As various sectors of the economy showcase their demand patterns for this precious metal, astute observers can glean insights about broader economic trends.

While recent labor market reports and GDP growth suggest resilience in the U.S. economy, subdued indicators are suggesting otherwise. Let’s turn our gaze to one such subtle pointer – the diminishing demand for gold within the technology sector.

Dwindling Gold in Technology: Is It a Red Flag?

Historically, consistent demand for gold in the tech sector indicated steady production, innovation, and consumer spending. However, the tide seems to be turning.

The demand for gold in technology has fallen by 10% year-on-year, dwindling to 70 tons in the most recent quarter.

A closer look at the data paints an even more alarming picture. Tech’s demand for gold in the first half of 2023 reached a paltry 140 tons.

To put this in perspective, this is the lowest since the World Gold Council began keeping tabs, even underperforming the lows of the 2020 COVID-19-induced economic shutdown.

This downward spiral has been attributed to a downturn in consumer electronics spending, a sector where gold plays a significant role.

The reverberations of this decline are being felt throughout the tech industry, with electronics production dipping and giants like Samsung reporting a staggering 96% fall in Q2 operating profits.

The Global Picture: Gold Reflecting Consumer Behavior

Across various electronic categories, the trend remains consistent. The demand for gold in the production of light-emitting diodes (LEDs), circuit boards, and memory chips has declined, painting a clear picture of constrained global consumer buying behavior.

Such indicators often provide a more candid snapshot of the economy’s health than sanitized government figures.

The reduced appetite for consumer electronics, and by extension gold, may very well be a manifestation of price inflation and heightened interest rates squeezing consumers worldwide.

Gold’s Broader Demand and Versatility

Despite the tech sector’s slump, it would be a mistake to write off gold. In other areas, demand remains robust.

The second quarter saw strong demand for physical gold, buoyed by investment trends and central bank purchases. This bifurcation of demand showcases gold’s diverse utility.

Take, for instance, its scientific applications. Gold played a pivotal role in the construction of the mirrors for the James Webb Space Telescope (JWST).

In the realm of healthcare, gold is increasingly emerging as a cornerstone. Its role in diagnostics is well documented, but more recent innovations position gold at the forefront of medical treatments.

The development of gold and titanium nano-wires to potentially restore vision in blind mice is a testament to this.

Conclusion: A Multifaceted Look at Economic Trends

Gold’s diminishing demand in the tech sector might serve as a bellwether of economic shifts. However, it’s crucial to look at these indicators within a broader context.

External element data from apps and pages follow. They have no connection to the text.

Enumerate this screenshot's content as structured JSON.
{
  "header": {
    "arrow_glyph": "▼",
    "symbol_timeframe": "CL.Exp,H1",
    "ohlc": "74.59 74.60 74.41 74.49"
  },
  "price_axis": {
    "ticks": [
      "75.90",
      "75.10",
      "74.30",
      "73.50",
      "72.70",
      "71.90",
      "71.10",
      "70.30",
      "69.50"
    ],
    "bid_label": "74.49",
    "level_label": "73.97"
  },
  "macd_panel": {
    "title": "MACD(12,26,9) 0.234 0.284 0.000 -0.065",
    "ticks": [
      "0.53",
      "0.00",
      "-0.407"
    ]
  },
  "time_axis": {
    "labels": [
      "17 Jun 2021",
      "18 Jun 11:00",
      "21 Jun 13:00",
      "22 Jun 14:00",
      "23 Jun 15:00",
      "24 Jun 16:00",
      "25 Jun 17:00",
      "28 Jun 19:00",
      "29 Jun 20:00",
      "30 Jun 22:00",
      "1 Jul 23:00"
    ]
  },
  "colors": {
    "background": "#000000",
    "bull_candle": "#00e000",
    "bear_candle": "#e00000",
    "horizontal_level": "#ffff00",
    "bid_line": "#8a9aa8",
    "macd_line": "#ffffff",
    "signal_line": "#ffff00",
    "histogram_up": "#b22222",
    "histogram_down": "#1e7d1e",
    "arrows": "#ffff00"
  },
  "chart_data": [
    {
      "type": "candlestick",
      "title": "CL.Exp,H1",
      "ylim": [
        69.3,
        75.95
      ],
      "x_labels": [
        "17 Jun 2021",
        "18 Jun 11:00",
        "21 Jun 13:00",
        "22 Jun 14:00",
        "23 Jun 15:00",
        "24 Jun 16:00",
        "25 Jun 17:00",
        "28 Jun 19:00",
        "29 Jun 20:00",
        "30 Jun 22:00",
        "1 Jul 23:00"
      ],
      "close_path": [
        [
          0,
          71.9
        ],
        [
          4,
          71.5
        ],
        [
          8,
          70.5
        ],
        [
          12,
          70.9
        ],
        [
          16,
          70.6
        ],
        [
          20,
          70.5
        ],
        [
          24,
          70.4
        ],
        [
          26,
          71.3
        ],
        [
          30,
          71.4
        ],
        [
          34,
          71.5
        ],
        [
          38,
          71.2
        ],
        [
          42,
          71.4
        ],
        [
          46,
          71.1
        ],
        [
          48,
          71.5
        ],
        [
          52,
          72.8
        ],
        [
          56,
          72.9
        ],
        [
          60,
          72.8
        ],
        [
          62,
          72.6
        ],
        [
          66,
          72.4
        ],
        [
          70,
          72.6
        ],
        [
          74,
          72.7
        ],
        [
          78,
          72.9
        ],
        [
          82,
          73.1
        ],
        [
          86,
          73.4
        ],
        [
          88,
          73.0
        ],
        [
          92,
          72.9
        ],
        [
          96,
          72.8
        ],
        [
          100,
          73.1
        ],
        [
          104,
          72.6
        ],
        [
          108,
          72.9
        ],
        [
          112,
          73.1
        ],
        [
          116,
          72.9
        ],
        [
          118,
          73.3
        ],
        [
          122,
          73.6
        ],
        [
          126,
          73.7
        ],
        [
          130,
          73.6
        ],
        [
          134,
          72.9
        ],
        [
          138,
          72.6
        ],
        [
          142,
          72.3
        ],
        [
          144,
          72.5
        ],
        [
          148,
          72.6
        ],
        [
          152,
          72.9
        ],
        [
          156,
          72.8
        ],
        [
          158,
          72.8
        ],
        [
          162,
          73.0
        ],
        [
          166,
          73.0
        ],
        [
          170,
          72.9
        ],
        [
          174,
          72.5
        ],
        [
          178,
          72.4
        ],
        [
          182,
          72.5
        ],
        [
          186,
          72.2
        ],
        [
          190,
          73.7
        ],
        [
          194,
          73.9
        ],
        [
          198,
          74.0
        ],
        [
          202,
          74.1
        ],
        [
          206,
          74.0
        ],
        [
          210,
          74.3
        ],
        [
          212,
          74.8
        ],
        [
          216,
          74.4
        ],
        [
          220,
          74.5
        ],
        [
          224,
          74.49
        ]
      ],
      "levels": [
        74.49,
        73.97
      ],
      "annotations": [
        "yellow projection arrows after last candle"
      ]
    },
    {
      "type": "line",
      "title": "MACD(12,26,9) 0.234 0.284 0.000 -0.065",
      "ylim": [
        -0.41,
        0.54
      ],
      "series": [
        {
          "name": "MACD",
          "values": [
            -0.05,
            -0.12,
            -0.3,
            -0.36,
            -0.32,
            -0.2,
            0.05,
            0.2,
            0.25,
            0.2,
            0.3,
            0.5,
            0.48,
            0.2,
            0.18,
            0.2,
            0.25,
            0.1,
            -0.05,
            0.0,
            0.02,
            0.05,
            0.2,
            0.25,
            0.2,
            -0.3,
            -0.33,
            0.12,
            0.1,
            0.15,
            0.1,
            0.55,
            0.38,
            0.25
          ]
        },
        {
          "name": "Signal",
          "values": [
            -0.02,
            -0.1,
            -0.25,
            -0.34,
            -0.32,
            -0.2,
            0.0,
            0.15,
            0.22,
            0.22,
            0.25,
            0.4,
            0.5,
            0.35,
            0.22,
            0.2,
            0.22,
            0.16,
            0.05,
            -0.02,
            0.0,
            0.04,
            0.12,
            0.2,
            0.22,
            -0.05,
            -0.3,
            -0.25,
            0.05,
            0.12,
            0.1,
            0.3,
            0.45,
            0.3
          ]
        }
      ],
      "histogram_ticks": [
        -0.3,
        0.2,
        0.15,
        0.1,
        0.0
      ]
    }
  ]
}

The declining tech demand for gold signifies potential economic challenges, but gold’s overarching demand across other sectors and its myriad applications remind us of its enduring value.

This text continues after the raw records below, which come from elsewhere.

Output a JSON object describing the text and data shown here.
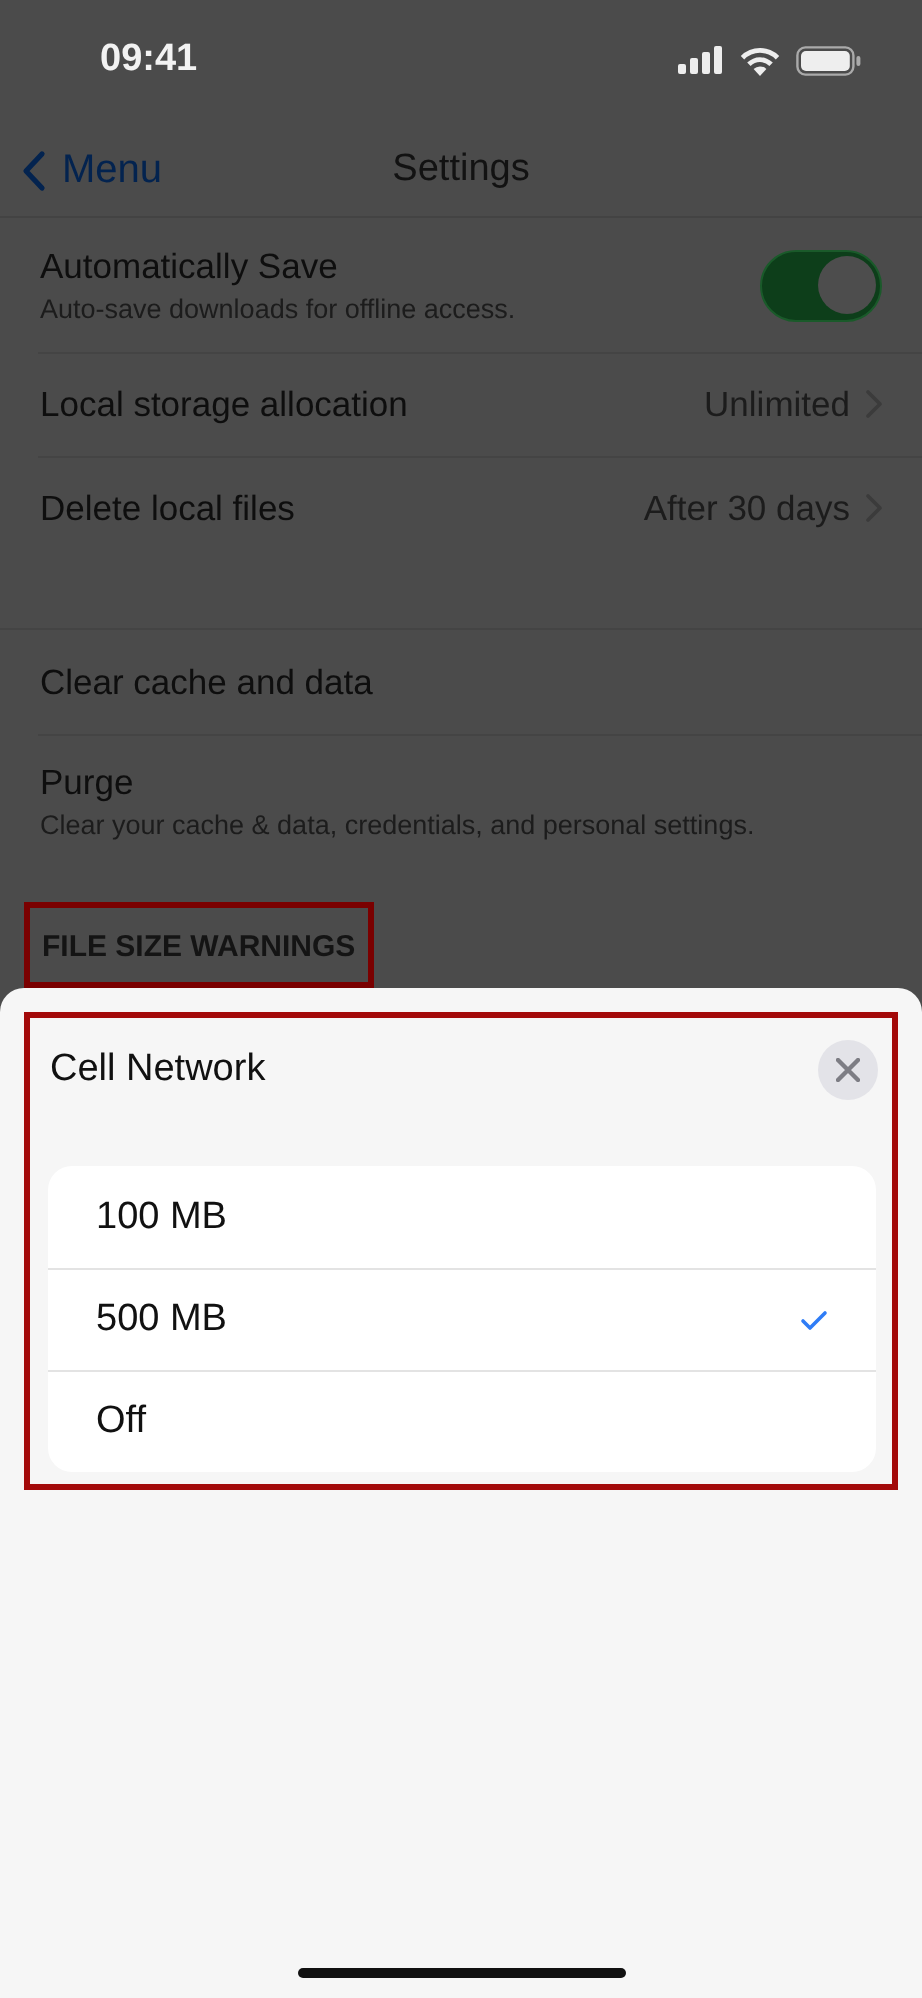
{
  "status_bar": {
    "time": "09:41"
  },
  "nav": {
    "back_label": "Menu",
    "title": "Settings"
  },
  "groups": [
    {
      "rows": [
        {
          "kind": "toggle",
          "label": "Automatically Save",
          "subtitle": "Auto-save downloads for offline access.",
          "on": true
        },
        {
          "kind": "value",
          "label": "Local storage allocation",
          "value": "Unlimited"
        },
        {
          "kind": "value",
          "label": "Delete local files",
          "value": "After 30 days"
        }
      ]
    },
    {
      "rows": [
        {
          "kind": "action",
          "label": "Clear cache and data"
        },
        {
          "kind": "action",
          "label": "Purge",
          "subtitle": "Clear your cache & data, credentials, and personal settings."
        }
      ]
    }
  ],
  "section_header": {
    "text": "FILE SIZE WARNINGS",
    "highlighted": true
  },
  "sheet": {
    "title": "Cell Network",
    "highlighted": true,
    "options": [
      {
        "label": "100 MB",
        "selected": false
      },
      {
        "label": "500 MB",
        "selected": true
      },
      {
        "label": "Off",
        "selected": false
      }
    ]
  }
}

The shifts in gold demand provide analysts with a refined lens to view and anticipate global economic patterns.

As we continue to navigate the economic landscape of 2023, it will be essential to balance the overt signals with the more subtle indicators that precious metals like gold provide.

Today in precious metals, gold prices rose 0.07% to $1,913.35 per ounce. Silver dropped 0.04% to $22.68 per ounce. Platinum decreased by 0.11% to $908.00 per ounce, while Palladium spiked by 1.09% to $1,299.01 per ounce. Bitcoin sunk 0.26% to $29,346.00.  

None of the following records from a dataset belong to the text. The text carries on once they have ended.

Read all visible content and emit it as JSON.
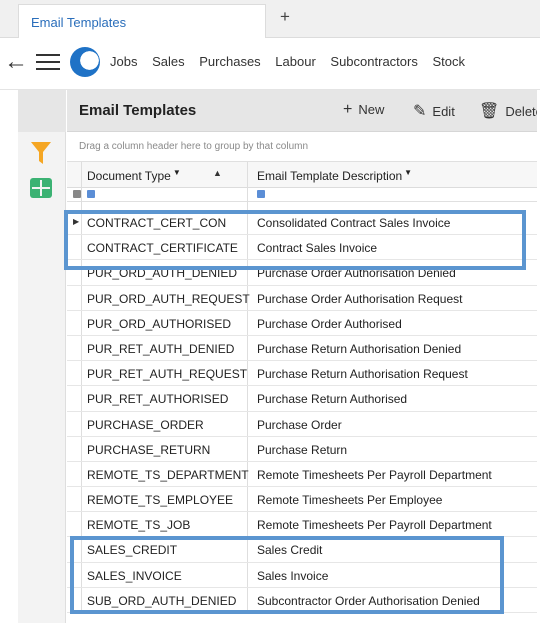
{
  "tab": {
    "title": "Email Templates",
    "add_label": "+"
  },
  "nav": {
    "back_glyph": "←",
    "items": [
      "Jobs",
      "Sales",
      "Purchases",
      "Labour",
      "Subcontractors",
      "Stock"
    ]
  },
  "toolbar": {
    "title": "Email Templates",
    "new_label": "New",
    "edit_label": "Edit",
    "delete_label": "Delete"
  },
  "grid": {
    "group_hint": "Drag a column header here to group by that column",
    "columns": [
      "Document Type",
      "Email Template Description"
    ],
    "rows": [
      [
        "CONTRACT_CERT_CON",
        "Consolidated Contract Sales Invoice"
      ],
      [
        "CONTRACT_CERTIFICATE",
        "Contract Sales Invoice"
      ],
      [
        "PUR_ORD_AUTH_DENIED",
        "Purchase Order Authorisation Denied"
      ],
      [
        "PUR_ORD_AUTH_REQUEST",
        "Purchase Order Authorisation Request"
      ],
      [
        "PUR_ORD_AUTHORISED",
        "Purchase Order Authorised"
      ],
      [
        "PUR_RET_AUTH_DENIED",
        "Purchase Return Authorisation Denied"
      ],
      [
        "PUR_RET_AUTH_REQUEST",
        "Purchase Return Authorisation Request"
      ],
      [
        "PUR_RET_AUTHORISED",
        "Purchase Return Authorised"
      ],
      [
        "PURCHASE_ORDER",
        "Purchase Order"
      ],
      [
        "PURCHASE_RETURN",
        "Purchase Return"
      ],
      [
        "REMOTE_TS_DEPARTMENT",
        "Remote Timesheets Per Payroll Department"
      ],
      [
        "REMOTE_TS_EMPLOYEE",
        "Remote Timesheets Per Employee"
      ],
      [
        "REMOTE_TS_JOB",
        "Remote Timesheets Per Payroll Department"
      ],
      [
        "SALES_CREDIT",
        "Sales Credit"
      ],
      [
        "SALES_INVOICE",
        "Sales Invoice"
      ],
      [
        "SUB_ORD_AUTH_DENIED",
        "Subcontractor Order Authorisation Denied"
      ]
    ]
  },
  "colors": {
    "accent": "#2a6ebb",
    "highlight": "#5b95d0",
    "filter": "#f5a623",
    "grid_icon": "#3bb273"
  }
}
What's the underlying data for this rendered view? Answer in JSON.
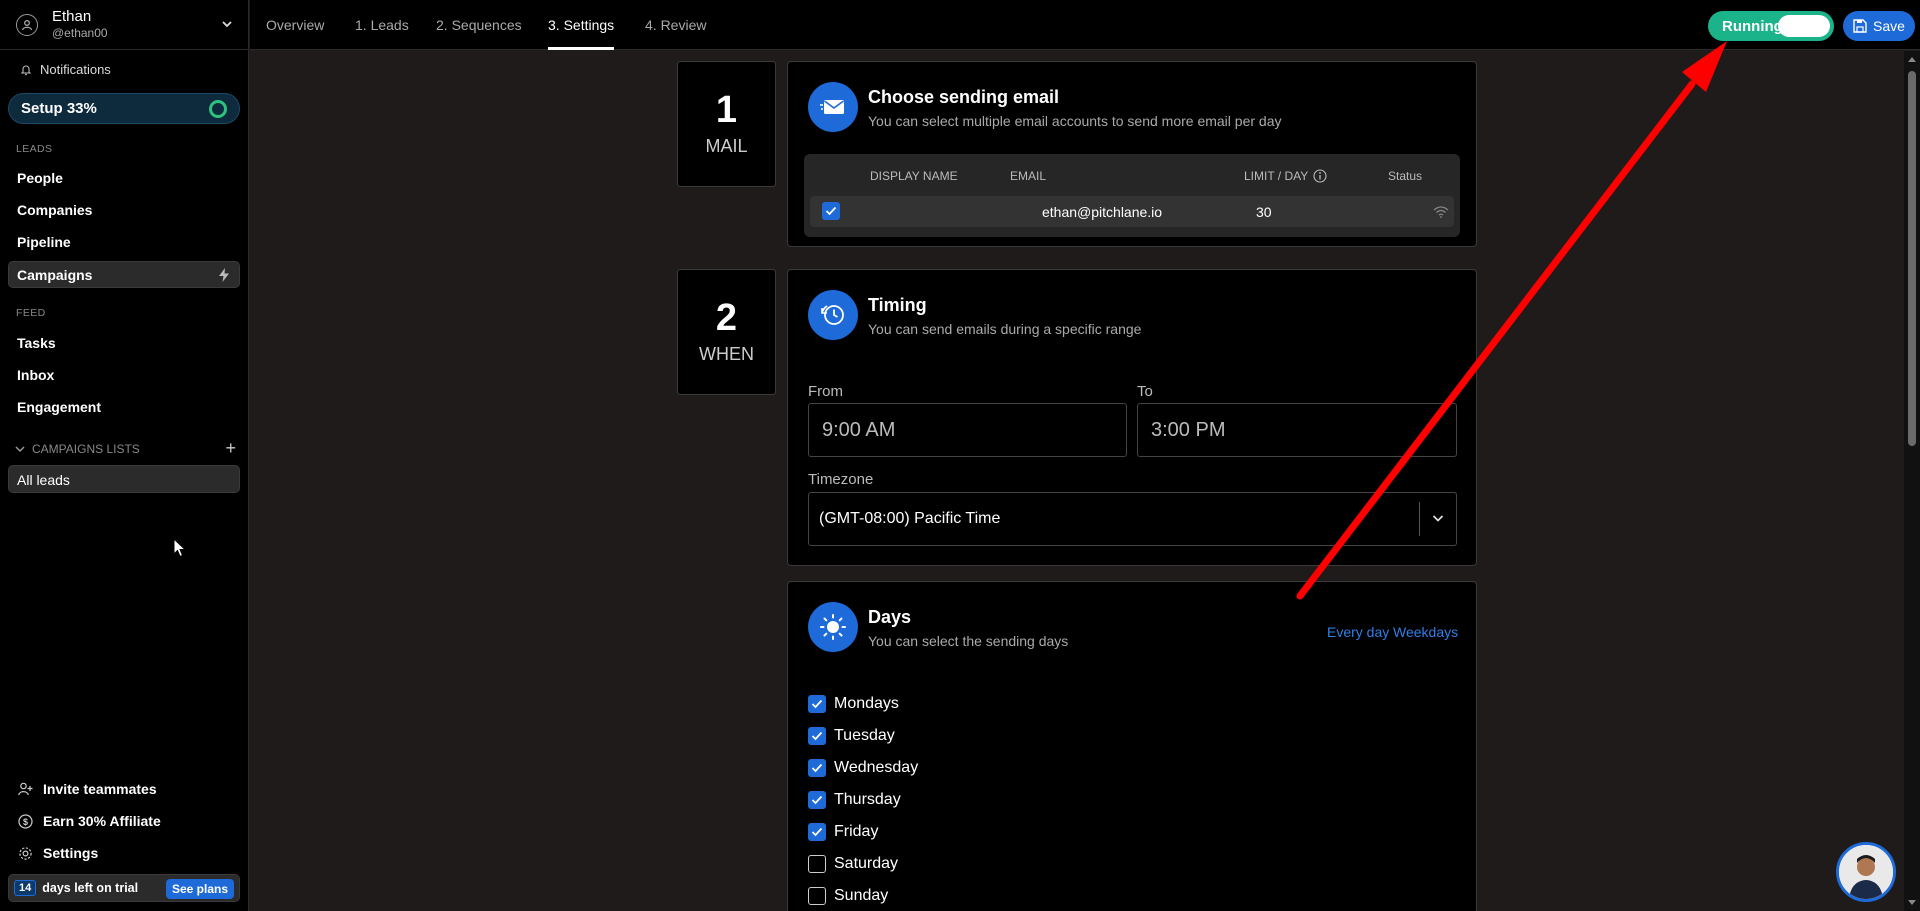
{
  "user": {
    "name": "Ethan",
    "handle": "@ethan00"
  },
  "sidebar": {
    "notifications": "Notifications",
    "setup": "Setup 33%",
    "leads_label": "LEADS",
    "leads_items": [
      "People",
      "Companies",
      "Pipeline"
    ],
    "campaigns": "Campaigns",
    "feed_label": "FEED",
    "feed_items": [
      "Tasks",
      "Inbox",
      "Engagement"
    ],
    "campaigns_lists": "CAMPAIGNS LISTS",
    "all_leads": "All leads",
    "invite": "Invite teammates",
    "affiliate": "Earn 30% Affiliate",
    "settings": "Settings",
    "trial_days": "14",
    "trial_text": "days left on trial",
    "see_plans": "See plans"
  },
  "tabs": [
    "Overview",
    "1. Leads",
    "2. Sequences",
    "3. Settings",
    "4. Review"
  ],
  "header": {
    "running_label": "Running",
    "save_label": "Save"
  },
  "steps": {
    "mail": {
      "num": "1",
      "word": "MAIL",
      "title": "Choose sending email",
      "subtitle": "You can select multiple email accounts to send more email per day"
    },
    "when": {
      "num": "2",
      "word": "WHEN",
      "title": "Timing",
      "subtitle": "You can send emails during a specific range"
    },
    "days": {
      "title": "Days",
      "subtitle": "You can select the sending days",
      "every_day": "Every day",
      "weekdays": "Weekdays"
    }
  },
  "mail_table": {
    "columns": [
      "DISPLAY NAME",
      "EMAIL",
      "LIMIT / DAY",
      "Status"
    ],
    "rows": [
      {
        "display_name": "",
        "email": "ethan@pitchlane.io",
        "limit": "30",
        "checked": true
      }
    ]
  },
  "timing": {
    "from_label": "From",
    "from_value": "9:00 AM",
    "to_label": "To",
    "to_value": "3:00 PM",
    "timezone_label": "Timezone",
    "timezone_value": "(GMT-08:00) Pacific Time"
  },
  "days": [
    {
      "name": "Mondays",
      "checked": true
    },
    {
      "name": "Tuesday",
      "checked": true
    },
    {
      "name": "Wednesday",
      "checked": true
    },
    {
      "name": "Thursday",
      "checked": true
    },
    {
      "name": "Friday",
      "checked": true
    },
    {
      "name": "Saturday",
      "checked": false
    },
    {
      "name": "Sunday",
      "checked": false
    }
  ],
  "colors": {
    "accent": "#1e6ad8",
    "running": "#1ab38a",
    "annotation_arrow": "#ff0000"
  }
}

Given the recent decline in gold demand within the tech sector, what broader economic implications might we anticipate in the coming months?